EXERCISE PROMPT: Gather up every line from the entries below that uses the word "label".

DATASET:
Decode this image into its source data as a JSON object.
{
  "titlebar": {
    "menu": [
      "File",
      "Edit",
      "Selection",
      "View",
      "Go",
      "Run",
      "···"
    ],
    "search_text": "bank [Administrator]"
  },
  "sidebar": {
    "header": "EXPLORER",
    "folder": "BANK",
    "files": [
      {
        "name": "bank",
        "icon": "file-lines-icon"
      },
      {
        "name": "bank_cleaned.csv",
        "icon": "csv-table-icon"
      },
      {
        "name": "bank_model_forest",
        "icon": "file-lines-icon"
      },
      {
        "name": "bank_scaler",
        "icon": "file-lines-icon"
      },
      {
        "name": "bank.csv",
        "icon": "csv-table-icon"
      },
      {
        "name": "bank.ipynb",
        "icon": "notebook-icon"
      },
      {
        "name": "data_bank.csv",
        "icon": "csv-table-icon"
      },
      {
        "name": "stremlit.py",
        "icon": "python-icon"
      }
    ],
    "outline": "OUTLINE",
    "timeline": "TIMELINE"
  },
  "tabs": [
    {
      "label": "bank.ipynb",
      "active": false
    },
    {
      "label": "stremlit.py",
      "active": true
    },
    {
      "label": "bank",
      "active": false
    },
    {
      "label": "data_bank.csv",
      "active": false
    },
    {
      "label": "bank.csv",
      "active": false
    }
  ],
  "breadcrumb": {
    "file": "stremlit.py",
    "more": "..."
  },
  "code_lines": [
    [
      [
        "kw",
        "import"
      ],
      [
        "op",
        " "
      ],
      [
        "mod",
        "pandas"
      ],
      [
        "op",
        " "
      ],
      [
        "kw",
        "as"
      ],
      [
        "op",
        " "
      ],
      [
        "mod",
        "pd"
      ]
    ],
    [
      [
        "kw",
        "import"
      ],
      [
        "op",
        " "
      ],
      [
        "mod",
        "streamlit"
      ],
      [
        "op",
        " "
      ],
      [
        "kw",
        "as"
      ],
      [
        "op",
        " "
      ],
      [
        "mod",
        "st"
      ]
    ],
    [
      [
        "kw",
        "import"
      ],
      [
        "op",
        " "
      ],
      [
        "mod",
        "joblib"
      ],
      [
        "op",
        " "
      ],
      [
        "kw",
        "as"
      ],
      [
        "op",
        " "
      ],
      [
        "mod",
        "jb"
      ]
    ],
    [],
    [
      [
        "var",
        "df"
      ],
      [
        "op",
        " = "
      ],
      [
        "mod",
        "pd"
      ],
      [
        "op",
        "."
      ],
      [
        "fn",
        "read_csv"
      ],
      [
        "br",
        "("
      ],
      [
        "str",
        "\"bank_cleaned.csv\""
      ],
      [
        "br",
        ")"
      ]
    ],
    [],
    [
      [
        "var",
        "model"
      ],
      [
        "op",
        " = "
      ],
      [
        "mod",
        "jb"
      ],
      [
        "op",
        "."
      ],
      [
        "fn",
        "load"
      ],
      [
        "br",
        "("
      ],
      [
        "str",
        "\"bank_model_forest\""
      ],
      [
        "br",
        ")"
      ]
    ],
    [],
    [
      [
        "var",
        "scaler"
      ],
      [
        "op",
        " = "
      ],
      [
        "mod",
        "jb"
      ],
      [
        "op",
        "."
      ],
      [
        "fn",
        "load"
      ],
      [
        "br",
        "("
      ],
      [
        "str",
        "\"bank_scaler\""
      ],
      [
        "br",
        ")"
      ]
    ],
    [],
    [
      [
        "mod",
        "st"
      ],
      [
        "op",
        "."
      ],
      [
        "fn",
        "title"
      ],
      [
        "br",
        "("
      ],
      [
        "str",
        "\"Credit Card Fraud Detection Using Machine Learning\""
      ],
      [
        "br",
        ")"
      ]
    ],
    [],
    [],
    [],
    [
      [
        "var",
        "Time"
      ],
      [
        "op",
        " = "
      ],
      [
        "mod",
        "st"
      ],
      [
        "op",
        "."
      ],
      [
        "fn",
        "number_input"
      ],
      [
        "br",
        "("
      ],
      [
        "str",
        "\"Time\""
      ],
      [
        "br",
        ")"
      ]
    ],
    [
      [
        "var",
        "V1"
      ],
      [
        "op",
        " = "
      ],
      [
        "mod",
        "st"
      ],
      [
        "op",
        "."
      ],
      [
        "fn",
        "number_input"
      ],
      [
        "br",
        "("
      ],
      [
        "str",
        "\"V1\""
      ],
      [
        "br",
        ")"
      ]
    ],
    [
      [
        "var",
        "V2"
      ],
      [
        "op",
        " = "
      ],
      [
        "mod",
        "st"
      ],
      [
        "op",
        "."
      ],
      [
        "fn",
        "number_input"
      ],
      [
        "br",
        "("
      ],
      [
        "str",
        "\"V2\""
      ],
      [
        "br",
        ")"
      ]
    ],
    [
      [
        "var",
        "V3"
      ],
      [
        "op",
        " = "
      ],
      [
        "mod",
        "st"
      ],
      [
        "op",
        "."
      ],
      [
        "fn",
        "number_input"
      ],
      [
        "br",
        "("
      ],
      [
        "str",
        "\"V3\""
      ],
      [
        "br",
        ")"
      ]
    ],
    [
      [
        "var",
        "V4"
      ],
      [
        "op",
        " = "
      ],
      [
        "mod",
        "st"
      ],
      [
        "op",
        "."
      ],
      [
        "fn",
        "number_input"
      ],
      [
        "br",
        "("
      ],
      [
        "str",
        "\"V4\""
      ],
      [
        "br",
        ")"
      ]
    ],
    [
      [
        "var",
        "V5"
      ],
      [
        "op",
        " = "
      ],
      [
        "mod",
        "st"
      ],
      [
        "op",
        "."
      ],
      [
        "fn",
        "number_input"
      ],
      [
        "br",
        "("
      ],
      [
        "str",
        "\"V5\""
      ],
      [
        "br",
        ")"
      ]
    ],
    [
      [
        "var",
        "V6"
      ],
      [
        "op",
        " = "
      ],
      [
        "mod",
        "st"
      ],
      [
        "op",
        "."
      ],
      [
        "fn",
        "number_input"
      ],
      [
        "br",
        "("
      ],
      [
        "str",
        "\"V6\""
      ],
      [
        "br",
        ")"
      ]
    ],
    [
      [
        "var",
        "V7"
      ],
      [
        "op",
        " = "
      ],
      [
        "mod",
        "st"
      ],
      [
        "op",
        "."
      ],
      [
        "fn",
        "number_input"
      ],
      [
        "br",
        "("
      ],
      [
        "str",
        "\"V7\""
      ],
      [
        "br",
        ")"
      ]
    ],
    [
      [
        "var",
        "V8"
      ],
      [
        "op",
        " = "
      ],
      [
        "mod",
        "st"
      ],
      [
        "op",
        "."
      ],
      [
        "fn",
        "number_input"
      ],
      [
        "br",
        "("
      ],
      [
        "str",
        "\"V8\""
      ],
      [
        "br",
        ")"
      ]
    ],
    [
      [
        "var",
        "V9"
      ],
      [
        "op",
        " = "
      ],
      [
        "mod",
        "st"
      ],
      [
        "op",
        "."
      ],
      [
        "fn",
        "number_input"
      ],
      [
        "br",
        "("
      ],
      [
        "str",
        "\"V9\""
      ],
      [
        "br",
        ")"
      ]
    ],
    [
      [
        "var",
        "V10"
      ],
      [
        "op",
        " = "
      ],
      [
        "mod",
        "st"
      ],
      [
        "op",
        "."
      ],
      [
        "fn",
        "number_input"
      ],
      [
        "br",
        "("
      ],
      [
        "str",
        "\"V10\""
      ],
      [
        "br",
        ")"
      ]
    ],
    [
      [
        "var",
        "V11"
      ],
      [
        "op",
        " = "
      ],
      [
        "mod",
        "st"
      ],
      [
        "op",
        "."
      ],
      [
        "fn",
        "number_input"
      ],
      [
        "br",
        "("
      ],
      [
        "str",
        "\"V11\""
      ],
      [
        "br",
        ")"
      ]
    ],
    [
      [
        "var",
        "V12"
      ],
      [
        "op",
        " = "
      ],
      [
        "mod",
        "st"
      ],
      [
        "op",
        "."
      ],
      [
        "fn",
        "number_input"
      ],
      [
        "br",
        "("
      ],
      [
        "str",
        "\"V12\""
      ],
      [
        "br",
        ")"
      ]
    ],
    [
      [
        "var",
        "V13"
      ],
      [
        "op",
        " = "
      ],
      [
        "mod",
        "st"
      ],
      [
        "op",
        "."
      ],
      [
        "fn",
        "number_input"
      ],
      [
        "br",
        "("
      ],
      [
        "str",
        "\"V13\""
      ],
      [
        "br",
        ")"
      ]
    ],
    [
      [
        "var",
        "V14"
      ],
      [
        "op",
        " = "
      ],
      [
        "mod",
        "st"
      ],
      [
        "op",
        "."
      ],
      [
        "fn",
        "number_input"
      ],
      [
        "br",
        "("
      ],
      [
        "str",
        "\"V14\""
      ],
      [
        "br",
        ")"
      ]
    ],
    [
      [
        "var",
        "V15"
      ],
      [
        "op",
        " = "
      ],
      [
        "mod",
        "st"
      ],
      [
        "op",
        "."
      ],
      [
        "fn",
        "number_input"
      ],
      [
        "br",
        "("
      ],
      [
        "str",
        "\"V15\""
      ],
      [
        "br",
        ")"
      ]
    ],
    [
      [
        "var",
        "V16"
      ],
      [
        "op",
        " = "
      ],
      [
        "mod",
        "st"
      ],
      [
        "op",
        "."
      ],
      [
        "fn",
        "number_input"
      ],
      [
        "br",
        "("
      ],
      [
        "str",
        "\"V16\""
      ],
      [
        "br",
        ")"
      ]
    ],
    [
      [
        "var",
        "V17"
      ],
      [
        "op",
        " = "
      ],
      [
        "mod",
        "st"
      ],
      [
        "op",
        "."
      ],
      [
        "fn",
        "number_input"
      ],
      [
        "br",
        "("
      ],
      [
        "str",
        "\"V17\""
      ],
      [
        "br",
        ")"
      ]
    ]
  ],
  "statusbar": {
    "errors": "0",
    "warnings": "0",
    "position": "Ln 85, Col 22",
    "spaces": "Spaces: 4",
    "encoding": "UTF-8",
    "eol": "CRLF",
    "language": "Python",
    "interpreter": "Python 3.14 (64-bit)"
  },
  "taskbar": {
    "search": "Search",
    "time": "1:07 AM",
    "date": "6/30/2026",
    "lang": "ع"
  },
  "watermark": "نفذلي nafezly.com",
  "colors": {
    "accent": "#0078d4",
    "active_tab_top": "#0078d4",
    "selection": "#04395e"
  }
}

FINISHED TASK:
      "label": "bank.ipynb",
      "label": "stremlit.py",
      "label": "bank",
      "label": "data_bank.csv",
      "label": "bank.csv",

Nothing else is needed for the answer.